New treatments, new technology, provider consolidation and increased demand for medical care may be responsible for about 4.3 percentage points of the 8.8% increase in health coverage rates between 2004 and 2005.
Researchers at PricewaterhouseCoopers, New York, have published figures supporting that conclusion in a study sponsored by America’s Health Insurance Plans, Washington.
Many media reports discuss the effects of cost-shifting, the aging of the U.S. population, and lifestyle problems such as smoking and obesity on health costs, but they appear to be responsible for a total of just 1.3 percentage points of the 2004-2005 increase, the researchers report.
Defensive medicine accounted for 0.8 percentage points of the cost increase, the researchers report.

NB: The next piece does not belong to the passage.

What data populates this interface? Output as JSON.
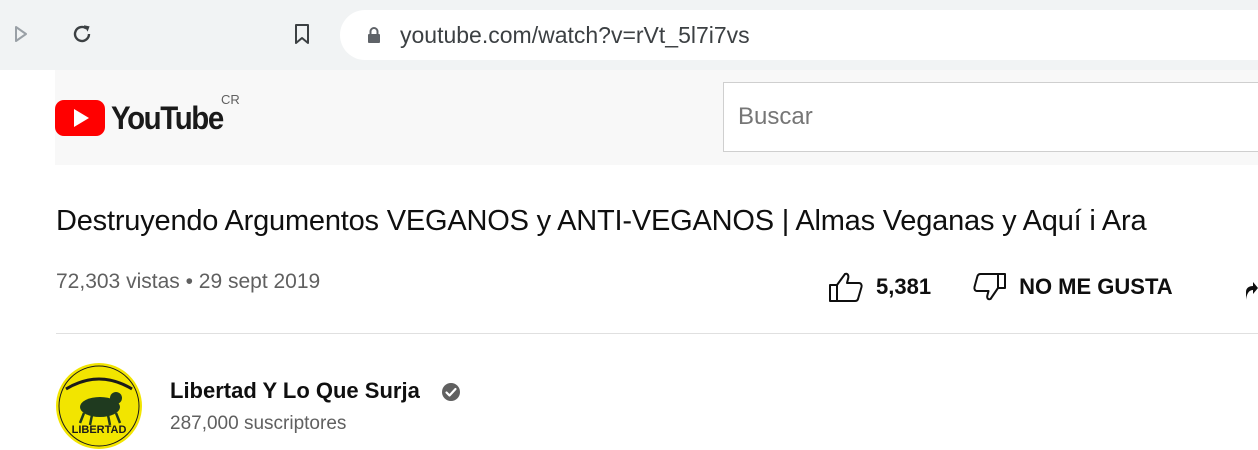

The researchers attributed the rest of the increase to general inflation.